The bankruptcy exemption system is expansive enough to allow most debtors to protect most, if not all, of their assets. Maryland like other states has a state exemption system. Although other states permit debtors to choose between federal and state exemptions, Maryland law requires bankruptcy filers to use Maryland’s list of exemptions. However, debtors filing bankruptcy in Maryland also can use federal non-bankruptcy exemptions that cover a range of assets, including but not limited to multiple types of public employee benefits relating to retirement benefits, death and disability benefits, survivor benefits and more.

Some exemptions are not subject to a limit on the amount that can be protected while other exemptions have a maximum value.
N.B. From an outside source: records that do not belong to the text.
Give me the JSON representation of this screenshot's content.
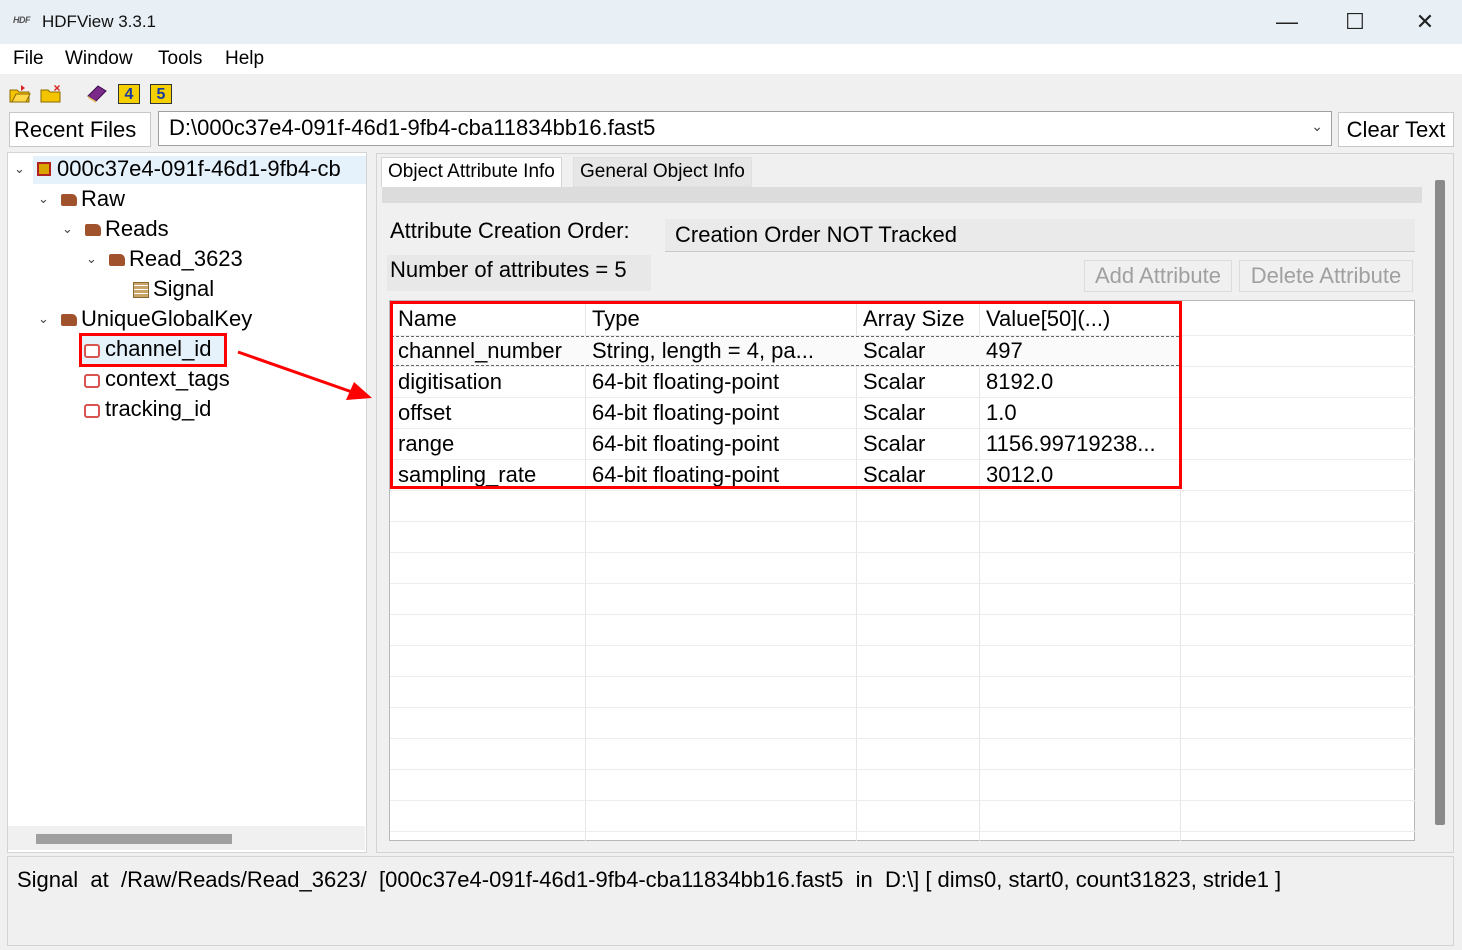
{
  "window": {
    "logo_text": "HDF",
    "title": "HDFView 3.3.1",
    "minimize_glyph": "—",
    "maximize_glyph": "☐",
    "close_glyph": "✕"
  },
  "menu": [
    "File",
    "Window",
    "Tools",
    "Help"
  ],
  "toolbar_icons": [
    "open-folder-icon",
    "new-folder-icon",
    "help-book-icon",
    "hdf4-icon",
    "hdf5-icon"
  ],
  "toolbar_glyphs": {
    "hdf4": "4",
    "hdf5": "5"
  },
  "recent": {
    "label": "Recent Files",
    "current_path": "D:\\000c37e4-091f-46d1-9fb4-cba11834bb16.fast5",
    "clear_label": "Clear Text"
  },
  "tree": {
    "chevron": "⌄",
    "root": "000c37e4-091f-46d1-9fb4-cb",
    "raw": "Raw",
    "reads": "Reads",
    "read": "Read_3623",
    "signal": "Signal",
    "unique": "UniqueGlobalKey",
    "channel_id": "channel_id",
    "context_tags": "context_tags",
    "tracking_id": "tracking_id"
  },
  "tabs": {
    "attr_info": "Object Attribute Info",
    "general_info": "General Object Info"
  },
  "attributes": {
    "creation_order_label": "Attribute Creation Order:",
    "creation_order_value": "Creation Order NOT Tracked",
    "count_label": "Number of attributes = 5",
    "add_button": "Add Attribute",
    "delete_button": "Delete Attribute",
    "columns": [
      "Name",
      "Type",
      "Array Size",
      "Value[50](...)"
    ],
    "rows": [
      [
        "channel_number",
        "String, length = 4, pa...",
        "Scalar",
        "497"
      ],
      [
        "digitisation",
        "64-bit floating-point",
        "Scalar",
        "8192.0"
      ],
      [
        "offset",
        "64-bit floating-point",
        "Scalar",
        "1.0"
      ],
      [
        "range",
        "64-bit floating-point",
        "Scalar",
        "1156.99719238..."
      ],
      [
        "sampling_rate",
        "64-bit floating-point",
        "Scalar",
        "3012.0"
      ]
    ]
  },
  "status": {
    "text": "Signal  at  /Raw/Reads/Read_3623/  [000c37e4-091f-46d1-9fb4-cba11834bb16.fast5  in  D:\\] [ dims0, start0, count31823, stride1 ]"
  },
  "colors": {
    "annotation_red": "#ff0000",
    "titlebar": "#e8f0f6",
    "selection": "#e5f1fb"
  }
}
Artful use of these exemptions will typically allow a person filing for Chapter 7 to keep all property. An experienced Prince Georges Chapter 7 attorney can maximize use of available bankruptcy exemptions. This artful use of exemptions might include:

  • Selecting the best exemptions for property covered by multiple exemptions
  • Doubling the value of exemptions for a married couple when allowable
  • Taking advantage of non-bankruptcy federal exemptions
  • Strategically utilizing the wild card exemption
  • Planning for your Chapter 7 by legally converting non-exempt assets to exempt assets
  • Determining the appropriate timing for filing your bankruptcy to avoid scrutiny of transactions by the U.S. Bankruptcy Trustee
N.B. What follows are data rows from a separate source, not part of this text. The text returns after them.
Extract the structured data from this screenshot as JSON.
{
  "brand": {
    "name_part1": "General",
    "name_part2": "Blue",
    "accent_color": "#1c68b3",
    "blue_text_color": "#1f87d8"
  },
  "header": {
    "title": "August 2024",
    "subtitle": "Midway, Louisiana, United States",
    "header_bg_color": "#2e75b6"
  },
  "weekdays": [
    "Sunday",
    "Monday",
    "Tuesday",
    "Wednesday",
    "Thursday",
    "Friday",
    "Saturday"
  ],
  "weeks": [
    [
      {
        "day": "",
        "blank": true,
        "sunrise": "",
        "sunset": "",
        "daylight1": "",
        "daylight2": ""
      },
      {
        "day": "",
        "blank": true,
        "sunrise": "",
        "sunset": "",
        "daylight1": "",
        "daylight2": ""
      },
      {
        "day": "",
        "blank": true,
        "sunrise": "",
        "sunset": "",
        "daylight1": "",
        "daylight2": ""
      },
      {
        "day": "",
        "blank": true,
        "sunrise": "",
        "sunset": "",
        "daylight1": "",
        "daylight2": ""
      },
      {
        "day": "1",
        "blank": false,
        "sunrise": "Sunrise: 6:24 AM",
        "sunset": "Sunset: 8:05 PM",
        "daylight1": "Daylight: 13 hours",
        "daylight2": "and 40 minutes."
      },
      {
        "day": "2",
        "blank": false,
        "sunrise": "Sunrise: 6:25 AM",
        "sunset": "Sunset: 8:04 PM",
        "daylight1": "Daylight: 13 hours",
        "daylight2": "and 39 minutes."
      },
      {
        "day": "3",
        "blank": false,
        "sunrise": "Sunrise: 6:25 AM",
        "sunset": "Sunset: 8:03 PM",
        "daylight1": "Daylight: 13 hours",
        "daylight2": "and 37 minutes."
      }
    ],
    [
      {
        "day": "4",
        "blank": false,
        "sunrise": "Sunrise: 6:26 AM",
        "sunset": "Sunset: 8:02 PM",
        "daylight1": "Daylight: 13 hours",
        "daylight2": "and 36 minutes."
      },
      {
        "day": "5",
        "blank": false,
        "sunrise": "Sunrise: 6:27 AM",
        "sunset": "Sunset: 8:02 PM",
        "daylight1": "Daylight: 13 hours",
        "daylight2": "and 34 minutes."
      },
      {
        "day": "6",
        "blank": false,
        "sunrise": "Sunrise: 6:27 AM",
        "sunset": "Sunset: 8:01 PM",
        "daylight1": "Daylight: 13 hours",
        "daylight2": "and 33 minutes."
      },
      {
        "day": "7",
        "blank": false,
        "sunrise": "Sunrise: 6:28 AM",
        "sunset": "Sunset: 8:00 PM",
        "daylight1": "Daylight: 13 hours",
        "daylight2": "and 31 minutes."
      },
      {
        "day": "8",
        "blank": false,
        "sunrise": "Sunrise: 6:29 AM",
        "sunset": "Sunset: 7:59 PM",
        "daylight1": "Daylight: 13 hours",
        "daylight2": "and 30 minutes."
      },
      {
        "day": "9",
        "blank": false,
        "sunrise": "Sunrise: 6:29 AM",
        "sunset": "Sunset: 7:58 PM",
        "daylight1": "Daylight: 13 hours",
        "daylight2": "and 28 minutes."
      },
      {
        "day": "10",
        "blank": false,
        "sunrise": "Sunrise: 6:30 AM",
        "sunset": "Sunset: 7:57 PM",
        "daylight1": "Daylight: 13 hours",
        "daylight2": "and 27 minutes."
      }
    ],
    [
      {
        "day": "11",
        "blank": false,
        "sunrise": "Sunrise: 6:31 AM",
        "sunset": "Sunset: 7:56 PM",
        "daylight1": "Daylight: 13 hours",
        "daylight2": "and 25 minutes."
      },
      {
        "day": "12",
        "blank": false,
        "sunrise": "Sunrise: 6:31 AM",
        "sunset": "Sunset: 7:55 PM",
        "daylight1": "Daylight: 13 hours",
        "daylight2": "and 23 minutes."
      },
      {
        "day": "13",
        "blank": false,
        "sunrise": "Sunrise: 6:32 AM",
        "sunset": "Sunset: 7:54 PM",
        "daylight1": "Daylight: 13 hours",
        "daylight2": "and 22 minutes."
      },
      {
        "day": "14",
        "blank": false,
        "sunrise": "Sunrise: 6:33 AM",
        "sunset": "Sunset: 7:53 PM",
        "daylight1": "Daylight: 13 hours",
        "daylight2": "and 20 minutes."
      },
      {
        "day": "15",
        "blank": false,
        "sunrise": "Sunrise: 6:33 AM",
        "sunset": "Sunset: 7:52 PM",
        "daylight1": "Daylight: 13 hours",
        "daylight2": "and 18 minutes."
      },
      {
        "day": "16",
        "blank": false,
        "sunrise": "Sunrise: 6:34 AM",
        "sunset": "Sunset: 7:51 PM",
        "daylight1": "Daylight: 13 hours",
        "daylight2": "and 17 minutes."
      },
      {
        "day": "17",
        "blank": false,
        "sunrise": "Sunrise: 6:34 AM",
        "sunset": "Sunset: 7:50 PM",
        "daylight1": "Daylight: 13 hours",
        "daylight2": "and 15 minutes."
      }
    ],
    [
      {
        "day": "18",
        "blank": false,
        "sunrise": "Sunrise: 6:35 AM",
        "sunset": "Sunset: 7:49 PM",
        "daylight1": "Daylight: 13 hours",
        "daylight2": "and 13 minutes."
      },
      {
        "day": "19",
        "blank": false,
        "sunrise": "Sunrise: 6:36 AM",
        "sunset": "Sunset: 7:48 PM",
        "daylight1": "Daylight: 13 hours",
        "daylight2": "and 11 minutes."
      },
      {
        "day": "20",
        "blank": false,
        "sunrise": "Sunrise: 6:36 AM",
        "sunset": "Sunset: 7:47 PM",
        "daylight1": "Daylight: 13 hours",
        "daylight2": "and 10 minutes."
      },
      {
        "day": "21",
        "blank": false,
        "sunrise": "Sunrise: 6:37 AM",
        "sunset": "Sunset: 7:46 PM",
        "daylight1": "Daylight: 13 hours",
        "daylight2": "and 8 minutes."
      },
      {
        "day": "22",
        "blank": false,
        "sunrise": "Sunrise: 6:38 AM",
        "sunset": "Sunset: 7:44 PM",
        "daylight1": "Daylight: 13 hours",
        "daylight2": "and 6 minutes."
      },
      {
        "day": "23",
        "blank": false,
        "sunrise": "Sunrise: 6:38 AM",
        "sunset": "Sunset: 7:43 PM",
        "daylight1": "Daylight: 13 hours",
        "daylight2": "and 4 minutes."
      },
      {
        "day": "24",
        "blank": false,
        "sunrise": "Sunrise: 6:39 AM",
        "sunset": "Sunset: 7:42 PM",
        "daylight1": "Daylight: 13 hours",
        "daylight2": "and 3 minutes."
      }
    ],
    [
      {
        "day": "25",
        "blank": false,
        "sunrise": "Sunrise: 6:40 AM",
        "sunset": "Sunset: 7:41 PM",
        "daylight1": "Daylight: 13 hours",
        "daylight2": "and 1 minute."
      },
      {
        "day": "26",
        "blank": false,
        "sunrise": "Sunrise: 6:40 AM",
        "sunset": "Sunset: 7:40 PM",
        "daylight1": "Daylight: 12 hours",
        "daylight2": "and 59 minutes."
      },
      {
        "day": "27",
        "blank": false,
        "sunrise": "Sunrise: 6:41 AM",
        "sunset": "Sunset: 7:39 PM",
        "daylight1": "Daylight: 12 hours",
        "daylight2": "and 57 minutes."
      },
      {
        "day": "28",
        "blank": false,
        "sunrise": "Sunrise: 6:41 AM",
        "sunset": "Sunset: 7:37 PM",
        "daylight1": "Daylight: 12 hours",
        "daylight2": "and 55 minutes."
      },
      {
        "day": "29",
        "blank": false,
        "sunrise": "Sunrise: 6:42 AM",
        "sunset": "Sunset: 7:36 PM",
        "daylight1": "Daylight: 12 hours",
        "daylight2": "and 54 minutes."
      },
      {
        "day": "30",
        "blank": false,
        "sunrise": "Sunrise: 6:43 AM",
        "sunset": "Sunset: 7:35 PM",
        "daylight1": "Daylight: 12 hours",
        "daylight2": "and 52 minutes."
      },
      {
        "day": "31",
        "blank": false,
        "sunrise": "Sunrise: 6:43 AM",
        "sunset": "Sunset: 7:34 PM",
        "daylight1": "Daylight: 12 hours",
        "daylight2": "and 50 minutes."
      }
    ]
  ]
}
If you have significant value in assets that cannot be protected in Chapter 7, your Prince Georges bankruptcy lawyer might suggest a variety of strategies. One strategy often involves adjusting the date you plan to file bankruptcy, so transactions fall outside the U.S. Bankruptcy Trustee “look back period.” This term refers to the window of time during which the trustee can examine transactions by the debtor. Improper transfers of assets or preferential treatment of creditors or insiders can be voided by the trustee if they occur during this period. The look back period is 90 days prior to filing a bankruptcy provided the other party involved in the transaction is not an insider like a family member or business in which the debtor has an equity or interest. The look back period is 12 months in the case of insiders. Sometimes it will be appropriate to delay filing bankruptcy to avoid fraudulent conveyance claims by the U.S. Bankruptcy Trustee.

The bottom line is that an experienced Prince Georges County Chapter 7 bankruptcy attorney can protect your assets and help you avoid fraudulent conveyance claims. We invite you to contact us at 866-964-6529. We represent debtors in Chapter 7, Chapter 11 and Chapter 13 bankruptcies throughout Baltimore and the surrounding area.